surface tension coats each clay ball in a thin coat of
water ? perfect conditions for roots. Cracked rocks
absorb water like a sponge.
The round pebbles have more surface area than the
flatter lava rocks, proving more area for roots to cling
Can be more difficult to source
Poprocks are round and as such are less stable to
plant in. Larger plants may shift if disturbed, damaging
their root systems.
Poprocks both sink and float! Poprocks can clog
drains and tend to go everywhere. Knock a pot over and
you?ll be picking up pebbles for a long time
Poprocks need to be thoroughly pre-washed to remove
the heavy clay dust that is caused by the balls rubbing
together during transport. Clay dust will still come off

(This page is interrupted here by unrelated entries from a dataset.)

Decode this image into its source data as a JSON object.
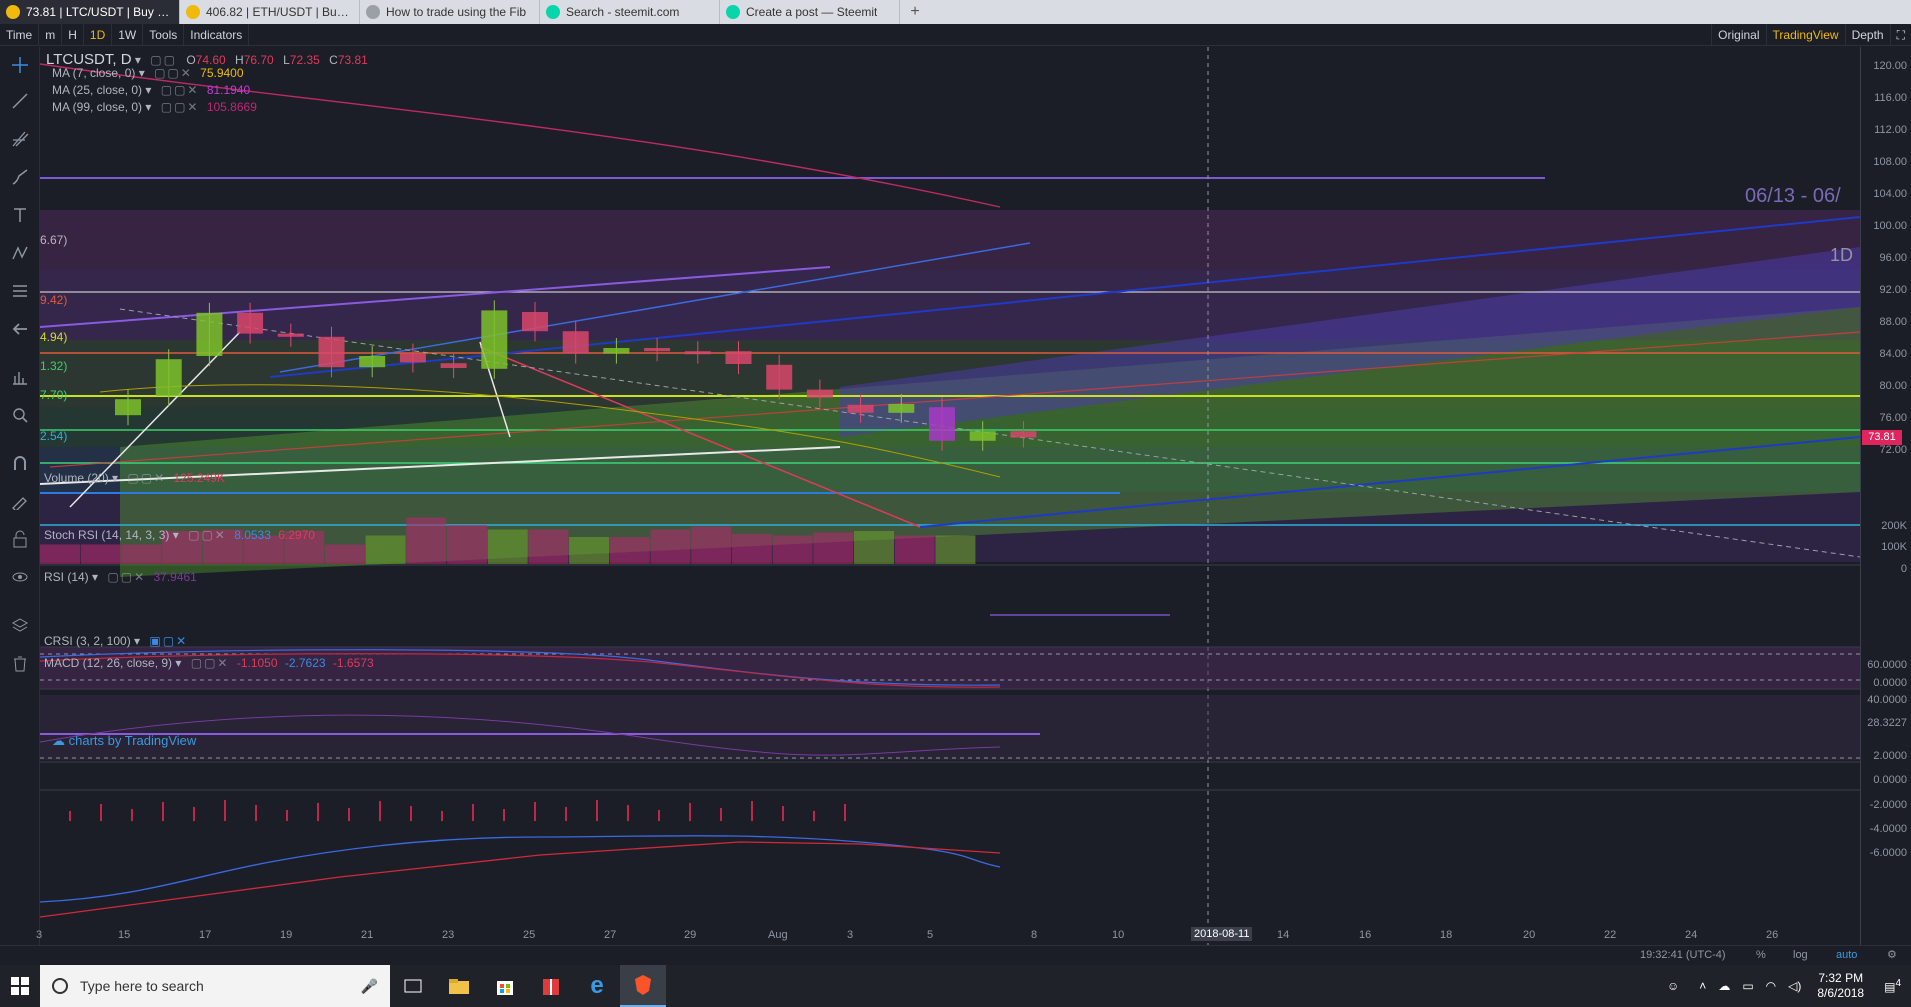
{
  "browser": {
    "tabs": [
      {
        "title": "73.81 | LTC/USDT | Buy Lite",
        "active": true,
        "fav_color": "#f0b90b"
      },
      {
        "title": "406.82 | ETH/USDT | Buy Et",
        "active": false,
        "fav_color": "#f0b90b"
      },
      {
        "title": "How to trade using the Fib",
        "active": false,
        "fav_color": "#9aa0a6"
      },
      {
        "title": "Search - steemit.com",
        "active": false,
        "fav_color": "#06d6a9"
      },
      {
        "title": "Create a post — Steemit",
        "active": false,
        "fav_color": "#06d6a9"
      }
    ],
    "new_tab": "+"
  },
  "toolbar": {
    "time": "Time",
    "minute": "m",
    "hour": "H",
    "day": "1D",
    "week": "1W",
    "tools": "Tools",
    "indicators": "Indicators",
    "original": "Original",
    "tradingview": "TradingView",
    "depth": "Depth"
  },
  "legend": {
    "symbol": "LTCUSDT, D",
    "o_label": "O",
    "o_value": "74.60",
    "h_label": "H",
    "h_value": "76.70",
    "l_label": "L",
    "l_value": "72.35",
    "c_label": "C",
    "c_value": "73.81",
    "ma7": "MA (7, close, 0)",
    "ma7_value": "75.9400",
    "ma25": "MA (25, close, 0)",
    "ma25_value": "81.1940",
    "ma99": "MA (99, close, 0)",
    "ma99_value": "105.8669"
  },
  "fib_labels": [
    "6.67)",
    "9.42)",
    "4.94)",
    "1.32)",
    "7.70)",
    "2.54)"
  ],
  "overlay": {
    "range_text": "06/13 - 06/",
    "interval_text": "1D"
  },
  "panes": {
    "volume": {
      "label": "Volume (20)",
      "value": "125.249K"
    },
    "stoch": {
      "label": "Stoch RSI (14, 14, 3, 3)",
      "v1": "8.0533",
      "v2": "6.2970"
    },
    "rsi": {
      "label": "RSI (14)",
      "value": "37.9461"
    },
    "crsi": {
      "label": "CRSI (3, 2, 100)"
    },
    "macd": {
      "label": "MACD (12, 26, close, 9)",
      "v1": "-1.1050",
      "v2": "-2.7623",
      "v3": "-1.6573"
    }
  },
  "price_axis": {
    "main": [
      "120.00",
      "116.00",
      "112.00",
      "108.00",
      "104.00",
      "100.00",
      "96.00",
      "92.00",
      "88.00",
      "84.00",
      "80.00",
      "76.00",
      "72.00"
    ],
    "current": "73.81",
    "volume": [
      "200K",
      "100K",
      "0"
    ],
    "stoch": [
      "0.0000"
    ],
    "rsi": [
      "60.0000",
      "40.0000",
      "28.3227"
    ],
    "macd": [
      "2.0000",
      "0.0000",
      "-2.0000",
      "-4.0000",
      "-6.0000"
    ]
  },
  "time_axis": {
    "labels": [
      "3",
      "15",
      "17",
      "19",
      "21",
      "23",
      "25",
      "27",
      "29",
      "Aug",
      "3",
      "5",
      "8",
      "10",
      "12",
      "14",
      "16",
      "18",
      "20",
      "22",
      "24",
      "26"
    ],
    "crosshair": "2018-08-11"
  },
  "bottom": {
    "time": "19:32:41 (UTC-4)",
    "pct": "%",
    "log": "log",
    "auto": "auto"
  },
  "watermark": "charts by TradingView",
  "taskbar": {
    "search_placeholder": "Type here to search",
    "time": "7:32 PM",
    "date": "8/6/2018",
    "notif_count": "4"
  },
  "chart_data": {
    "type": "candlestick",
    "title": "LTCUSDT, D",
    "ylim": [
      70,
      122
    ],
    "candles": [
      {
        "date": "Jul 15",
        "o": 76.6,
        "c": 78.6,
        "dir": "up"
      },
      {
        "date": "Jul 16",
        "o": 79.0,
        "c": 83.6,
        "dir": "up"
      },
      {
        "date": "Jul 17",
        "o": 84.0,
        "c": 89.4,
        "dir": "up"
      },
      {
        "date": "Jul 18",
        "o": 89.4,
        "c": 86.8,
        "dir": "down"
      },
      {
        "date": "Jul 19",
        "o": 86.8,
        "c": 86.4,
        "dir": "down"
      },
      {
        "date": "Jul 20",
        "o": 86.4,
        "c": 82.6,
        "dir": "down"
      },
      {
        "date": "Jul 21",
        "o": 82.6,
        "c": 84.0,
        "dir": "up"
      },
      {
        "date": "Jul 22",
        "o": 84.3,
        "c": 83.2,
        "dir": "down"
      },
      {
        "date": "Jul 23",
        "o": 83.1,
        "c": 82.5,
        "dir": "down"
      },
      {
        "date": "Jul 24",
        "o": 82.4,
        "c": 89.7,
        "dir": "up"
      },
      {
        "date": "Jul 25",
        "o": 89.5,
        "c": 87.1,
        "dir": "down"
      },
      {
        "date": "Jul 26",
        "o": 87.1,
        "c": 84.3,
        "dir": "down"
      },
      {
        "date": "Jul 27",
        "o": 84.3,
        "c": 85.0,
        "dir": "up"
      },
      {
        "date": "Jul 28",
        "o": 85.0,
        "c": 84.6,
        "dir": "down"
      },
      {
        "date": "Jul 29",
        "o": 84.6,
        "c": 84.3,
        "dir": "down"
      },
      {
        "date": "Jul 30",
        "o": 84.6,
        "c": 83.0,
        "dir": "down"
      },
      {
        "date": "Jul 31",
        "o": 82.9,
        "c": 79.8,
        "dir": "down"
      },
      {
        "date": "Aug 1",
        "o": 79.8,
        "c": 78.8,
        "dir": "down"
      },
      {
        "date": "Aug 2",
        "o": 77.9,
        "c": 76.9,
        "dir": "down"
      },
      {
        "date": "Aug 3",
        "o": 76.9,
        "c": 78.0,
        "dir": "up"
      },
      {
        "date": "Aug 4",
        "o": 77.6,
        "c": 73.4,
        "dir": "down"
      },
      {
        "date": "Aug 5",
        "o": 73.4,
        "c": 74.6,
        "dir": "up"
      },
      {
        "date": "Aug 6",
        "o": 74.6,
        "c": 73.81,
        "dir": "down"
      }
    ],
    "volume_k": [
      0,
      0,
      0,
      110,
      115,
      95,
      110,
      0,
      95,
      155,
      130,
      115,
      115,
      90,
      90,
      115,
      125,
      100,
      95,
      105,
      110,
      95,
      95
    ]
  }
}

them and may require a flush of the system upon startup.
Heavy clay residue will settle to the bottoms of systems
and may clog pump filters.
Poprocks will slowly break down, as they are exposed
to acidic nutrient conditions.
Poprocks can break, shatter and become crushed with
Rinsing tip for both lava and pop
(tdmaker) ?Simply, poke holes in the
bottom of the bag and cut open the top. With a water
hose, run water through the top of the bag. The red
powder will flow from the bag through the holes in the
bottom. Oh, and do this outside. Otherwise, do smaller
Should I sterilize my used
medium or encourage bacteria?
(10k) As far
as harboring beneficial bacteria, user 'Jackerspackle'
wrote some extensive material on this several years ago.
Basically what he said and I believe and
practice, is that expanded clay mediums harbor them too.
Just dont sterilize your rockage when washing them out
and you'll have plenty remaining in and on the medium to
replenish the next grow as soon as they're rewetted.
Bactors like nitro simmonas and nitro bactors can go
dormant in a dried out state, but will become "alive'
again as soon as they're moistened. Of course, you'll
keep a more robust living culture going if you dont
allow the used rock to ever dry out completely.
The only time when a grower would really want to
sterilize the rocks is if he had suffered a root disease
in the previous grow. A gnat infestation is NOT a good
reason to sterilize the rocks since they can easily be
treated using BTI bacteria and semi-sealing up the
wetted bag (or tub) full of rocks for a week or so to
prevent the life cycle from any possibility of
continuing, but keep an air stone running in the closed
up wet bag or box of rocks to help keep the bacteria
| Last modified: 16:19 - Dec 29,